No one comes to the NBA with the goal of not winning a championship, but not that many teams get to check that box because the power in the league is very compartmentalized. If you’re not the Celtics, Lakers, Bulls, or even the Warriors, you’re an interloper.
It brings me no great joy to make that statement as my Detroit Pistons are relegated to building teams composed exclusively of role players. It took nearly a decade for relevant basketball to return to the Motor City after Chauncey Billups and the Bad Boys 2.0 ousted the heavily-favored Lakers in five games. Andre Drummond’s pathetic free throw shooting notwithstanding, the Pistons are still looking for the last puzzle piece to become a serious contender again.
You can draw some parallels here in Boston, young team anchored by newly-minted superstar Isaiah Thomas, and about 600,000 wait and see draft picks accrued by Danny Ange. Jae Crowder is a nice piece, so is Marcus Smart, but with all their youth, the Celtics are still a dark horse for hanging their 18th NBA championship banner.
Back to Durant. I have a problem with people throwing around the term “Evil Empire” when referring to the current rendition of the Golden State Warriors. That moniker is only earned after decades of reprehensible winning streaks, and a history of divisive figures. That title is reserved for teams like the Yankees, Dallas Cowboys, and Duke Blue Devils. Sure, you can hate a team, but there is a distinction between “most-hated” and “Evil Empire”.
Durant is a good dude, he uses his immense public profile to do NBA Cares projects, he became a legend at the University of Texas, and he’s more understated than you think.
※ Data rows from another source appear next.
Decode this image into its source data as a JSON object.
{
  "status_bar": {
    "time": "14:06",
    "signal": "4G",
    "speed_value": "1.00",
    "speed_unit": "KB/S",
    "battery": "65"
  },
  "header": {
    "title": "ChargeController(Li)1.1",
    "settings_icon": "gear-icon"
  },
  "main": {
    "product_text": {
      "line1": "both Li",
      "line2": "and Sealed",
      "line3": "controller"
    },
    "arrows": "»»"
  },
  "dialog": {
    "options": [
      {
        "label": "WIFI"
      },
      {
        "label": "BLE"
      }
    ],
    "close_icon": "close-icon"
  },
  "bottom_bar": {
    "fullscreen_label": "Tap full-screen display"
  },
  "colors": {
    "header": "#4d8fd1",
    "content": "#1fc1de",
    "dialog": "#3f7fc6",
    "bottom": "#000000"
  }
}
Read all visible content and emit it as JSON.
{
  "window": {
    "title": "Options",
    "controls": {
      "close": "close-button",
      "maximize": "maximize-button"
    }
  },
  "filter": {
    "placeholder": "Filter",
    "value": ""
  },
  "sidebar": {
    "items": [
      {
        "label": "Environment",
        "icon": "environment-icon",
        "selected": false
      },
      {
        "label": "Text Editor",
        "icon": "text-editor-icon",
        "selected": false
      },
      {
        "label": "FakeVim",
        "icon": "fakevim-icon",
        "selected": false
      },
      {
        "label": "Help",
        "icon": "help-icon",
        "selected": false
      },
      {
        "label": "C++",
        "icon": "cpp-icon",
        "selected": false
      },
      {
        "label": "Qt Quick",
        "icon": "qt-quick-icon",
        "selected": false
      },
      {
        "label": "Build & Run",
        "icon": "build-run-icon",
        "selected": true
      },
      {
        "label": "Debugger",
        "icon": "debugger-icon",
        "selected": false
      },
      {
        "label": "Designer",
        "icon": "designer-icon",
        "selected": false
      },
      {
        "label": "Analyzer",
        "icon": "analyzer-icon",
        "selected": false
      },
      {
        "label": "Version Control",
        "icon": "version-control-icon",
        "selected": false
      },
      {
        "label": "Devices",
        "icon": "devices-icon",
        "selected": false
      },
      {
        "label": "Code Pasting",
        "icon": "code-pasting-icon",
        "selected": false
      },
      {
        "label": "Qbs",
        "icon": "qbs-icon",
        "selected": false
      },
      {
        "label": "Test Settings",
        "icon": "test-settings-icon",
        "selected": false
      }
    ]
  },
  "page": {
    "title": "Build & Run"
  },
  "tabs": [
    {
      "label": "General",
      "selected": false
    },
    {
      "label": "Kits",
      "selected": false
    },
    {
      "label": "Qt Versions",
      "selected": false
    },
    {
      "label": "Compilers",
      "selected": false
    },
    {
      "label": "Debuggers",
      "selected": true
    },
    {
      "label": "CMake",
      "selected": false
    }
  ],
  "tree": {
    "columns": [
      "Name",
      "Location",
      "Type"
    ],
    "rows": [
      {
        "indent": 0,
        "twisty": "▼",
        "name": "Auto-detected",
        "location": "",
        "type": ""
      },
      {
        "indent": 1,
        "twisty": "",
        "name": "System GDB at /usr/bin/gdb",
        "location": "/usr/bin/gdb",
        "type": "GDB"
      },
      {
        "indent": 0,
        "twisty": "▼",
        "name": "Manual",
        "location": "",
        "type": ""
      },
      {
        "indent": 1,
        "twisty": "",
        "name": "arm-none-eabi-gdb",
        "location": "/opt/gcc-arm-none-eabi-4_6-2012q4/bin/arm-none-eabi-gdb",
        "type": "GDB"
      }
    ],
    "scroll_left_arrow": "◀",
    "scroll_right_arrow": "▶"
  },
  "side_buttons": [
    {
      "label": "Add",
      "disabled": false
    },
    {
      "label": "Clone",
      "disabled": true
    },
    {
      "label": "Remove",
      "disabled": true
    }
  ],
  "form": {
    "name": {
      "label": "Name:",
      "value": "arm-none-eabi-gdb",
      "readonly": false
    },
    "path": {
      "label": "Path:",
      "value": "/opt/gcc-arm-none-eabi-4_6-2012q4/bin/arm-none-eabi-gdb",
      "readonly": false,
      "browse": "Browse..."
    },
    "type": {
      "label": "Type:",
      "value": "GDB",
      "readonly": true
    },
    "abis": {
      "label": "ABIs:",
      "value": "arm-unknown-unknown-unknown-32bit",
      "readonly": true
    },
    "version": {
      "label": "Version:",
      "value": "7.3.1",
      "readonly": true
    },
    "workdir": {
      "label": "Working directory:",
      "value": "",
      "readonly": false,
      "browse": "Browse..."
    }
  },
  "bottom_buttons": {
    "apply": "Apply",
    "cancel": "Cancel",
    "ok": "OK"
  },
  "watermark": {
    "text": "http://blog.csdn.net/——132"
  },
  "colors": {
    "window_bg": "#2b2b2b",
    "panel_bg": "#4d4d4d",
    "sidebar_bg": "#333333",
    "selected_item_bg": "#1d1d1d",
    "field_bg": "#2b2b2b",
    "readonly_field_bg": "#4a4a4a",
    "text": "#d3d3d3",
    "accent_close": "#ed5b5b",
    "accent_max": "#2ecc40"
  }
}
He wants to win a title while he’s still very much in his prime, and he took the opportunity. He didn’t do it while beating his chest, nor did he make the world suffer through an ego stroking special on ESPN.
So that’s that. The Durantula is near the top of the food chain in the animal kingdom, and quite frankly, no one made history in this signing. The NBA has and always will be a league of haves and have-nots, but the truth is, before this free agency deal and setting the regular season win mark, the Warriors were sort of a well-liked team. Maybe it’s time to back ease up on KD. The time to earn it starts in a few short months.